Sharing from my experience, my point here is that even as a good looking half Asian American Male, I’ve had to work way harder to just not be overlooked, let alone make a dent in this world of ours. In many ways it’s been so challenging to navigate our culture and society to get to where I’m at today.
And yes, I am damn proud of the accomplishments I’ve made in this world that I’ve created and continue to work to create even more of that. I acknowledge that I too, despite somewhat humble upbringings, I’ve worked for every penny I’ve made, but also have privilege in my own.
In lieu of the black and people of color movement happening to day, I wanted to add to the conversation especially since the only thing we’ve heard about Asians this year is the hate crimes for being Asian when the virus came from China, but even that was silenced pretty quickly. It never even made to the mainstream conversation.
Where are the Asian superhero movies? Where are they cultural drivers that promote the rest of us? How can we shed light to the Asians in our culture that are moving the needle?
I think there’s been an effort be “multicultural” but really, it’s still just a “United Colors of Benetton” play of “Oh, look at us, we’re inclusive” but really it just feels patronizing to us minorities. I think Hollywood, media, and the machine needs to spotlight people in minority cultures. Or we just destroy that system all together, but until then I think we can all do our best to spotlight and celebrate minorities.
I’m not saying I know what the answer is, but do want to shed light on the conversation, and keep it going.
I’m just asking you to notice, and hell spotlight some Asian folks if you have the platform.

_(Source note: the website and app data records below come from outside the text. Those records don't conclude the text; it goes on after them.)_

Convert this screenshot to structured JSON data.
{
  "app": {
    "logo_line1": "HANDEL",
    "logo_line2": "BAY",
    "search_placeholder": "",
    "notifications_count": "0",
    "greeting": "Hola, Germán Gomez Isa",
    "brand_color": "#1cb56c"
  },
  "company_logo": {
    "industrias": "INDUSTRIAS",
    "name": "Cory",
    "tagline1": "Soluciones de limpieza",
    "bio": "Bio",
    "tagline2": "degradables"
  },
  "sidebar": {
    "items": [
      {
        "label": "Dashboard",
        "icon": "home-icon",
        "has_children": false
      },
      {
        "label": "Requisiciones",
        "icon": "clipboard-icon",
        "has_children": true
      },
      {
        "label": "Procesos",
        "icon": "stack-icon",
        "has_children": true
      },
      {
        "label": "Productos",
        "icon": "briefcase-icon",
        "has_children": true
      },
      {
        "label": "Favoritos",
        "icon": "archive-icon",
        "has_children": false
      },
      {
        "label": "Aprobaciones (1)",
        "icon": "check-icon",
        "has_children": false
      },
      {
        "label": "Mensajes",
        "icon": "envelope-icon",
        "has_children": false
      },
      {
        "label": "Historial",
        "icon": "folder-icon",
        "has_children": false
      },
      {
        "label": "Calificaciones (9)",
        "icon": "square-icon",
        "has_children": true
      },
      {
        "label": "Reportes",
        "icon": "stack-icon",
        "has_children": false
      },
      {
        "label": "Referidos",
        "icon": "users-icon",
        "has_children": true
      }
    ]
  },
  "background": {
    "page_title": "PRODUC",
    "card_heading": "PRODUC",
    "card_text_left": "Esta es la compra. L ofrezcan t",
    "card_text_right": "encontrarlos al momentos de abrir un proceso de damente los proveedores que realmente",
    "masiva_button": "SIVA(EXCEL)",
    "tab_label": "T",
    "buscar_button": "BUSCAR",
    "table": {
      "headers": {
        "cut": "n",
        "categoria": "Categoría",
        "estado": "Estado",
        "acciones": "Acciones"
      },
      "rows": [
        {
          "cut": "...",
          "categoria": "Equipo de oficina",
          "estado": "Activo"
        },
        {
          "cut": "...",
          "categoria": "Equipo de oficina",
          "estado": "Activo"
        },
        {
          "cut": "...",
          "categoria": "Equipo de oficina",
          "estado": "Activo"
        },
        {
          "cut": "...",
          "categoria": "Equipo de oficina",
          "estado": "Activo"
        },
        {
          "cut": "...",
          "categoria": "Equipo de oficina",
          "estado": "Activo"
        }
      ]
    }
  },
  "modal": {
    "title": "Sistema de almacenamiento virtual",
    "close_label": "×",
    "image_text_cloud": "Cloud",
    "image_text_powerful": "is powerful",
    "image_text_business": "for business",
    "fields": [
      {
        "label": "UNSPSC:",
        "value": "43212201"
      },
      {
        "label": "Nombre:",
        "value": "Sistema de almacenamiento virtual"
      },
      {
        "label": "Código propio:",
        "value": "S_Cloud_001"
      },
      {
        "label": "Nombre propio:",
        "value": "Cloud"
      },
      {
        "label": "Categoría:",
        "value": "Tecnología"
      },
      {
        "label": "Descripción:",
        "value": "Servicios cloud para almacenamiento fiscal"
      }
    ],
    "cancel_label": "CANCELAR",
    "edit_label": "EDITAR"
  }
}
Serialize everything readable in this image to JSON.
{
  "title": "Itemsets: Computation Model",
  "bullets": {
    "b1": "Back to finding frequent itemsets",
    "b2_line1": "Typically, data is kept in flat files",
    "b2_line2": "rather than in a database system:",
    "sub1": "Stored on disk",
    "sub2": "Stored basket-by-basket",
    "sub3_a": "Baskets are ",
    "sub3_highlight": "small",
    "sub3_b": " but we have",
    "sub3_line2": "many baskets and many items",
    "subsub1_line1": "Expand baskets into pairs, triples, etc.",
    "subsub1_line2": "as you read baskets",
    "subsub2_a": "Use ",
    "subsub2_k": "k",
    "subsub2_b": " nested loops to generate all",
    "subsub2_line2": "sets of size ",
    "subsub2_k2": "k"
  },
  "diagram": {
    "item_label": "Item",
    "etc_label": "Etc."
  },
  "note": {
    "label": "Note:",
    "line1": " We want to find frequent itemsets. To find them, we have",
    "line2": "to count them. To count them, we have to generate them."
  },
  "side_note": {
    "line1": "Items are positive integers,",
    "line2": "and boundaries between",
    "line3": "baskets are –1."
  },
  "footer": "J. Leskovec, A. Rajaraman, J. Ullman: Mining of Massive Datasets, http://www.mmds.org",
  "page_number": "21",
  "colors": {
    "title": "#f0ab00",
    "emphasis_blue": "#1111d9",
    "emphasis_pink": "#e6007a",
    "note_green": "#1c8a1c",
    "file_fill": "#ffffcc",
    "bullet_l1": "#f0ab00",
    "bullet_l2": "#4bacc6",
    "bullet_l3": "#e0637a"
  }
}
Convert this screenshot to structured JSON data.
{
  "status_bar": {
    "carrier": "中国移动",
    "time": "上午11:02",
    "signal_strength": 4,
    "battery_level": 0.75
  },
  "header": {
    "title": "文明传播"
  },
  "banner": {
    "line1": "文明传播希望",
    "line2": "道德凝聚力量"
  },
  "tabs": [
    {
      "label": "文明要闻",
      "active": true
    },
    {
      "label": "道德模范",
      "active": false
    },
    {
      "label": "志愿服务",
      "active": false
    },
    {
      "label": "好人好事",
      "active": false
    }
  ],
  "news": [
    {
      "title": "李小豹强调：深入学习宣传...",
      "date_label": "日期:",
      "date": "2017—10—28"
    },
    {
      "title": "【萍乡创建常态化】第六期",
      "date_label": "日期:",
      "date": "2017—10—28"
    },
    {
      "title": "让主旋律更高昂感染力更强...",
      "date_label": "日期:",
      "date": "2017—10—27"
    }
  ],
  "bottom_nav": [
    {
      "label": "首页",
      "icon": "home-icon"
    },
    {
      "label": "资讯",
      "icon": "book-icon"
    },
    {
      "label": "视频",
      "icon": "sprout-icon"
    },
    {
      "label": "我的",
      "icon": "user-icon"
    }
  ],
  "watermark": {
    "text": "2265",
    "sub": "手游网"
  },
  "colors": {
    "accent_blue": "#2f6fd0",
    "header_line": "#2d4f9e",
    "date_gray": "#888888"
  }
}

And really, at the end of the day, we’re all just stardust going for a ride in the gift of this human experience. We get to choose the reality that we want to create and live in.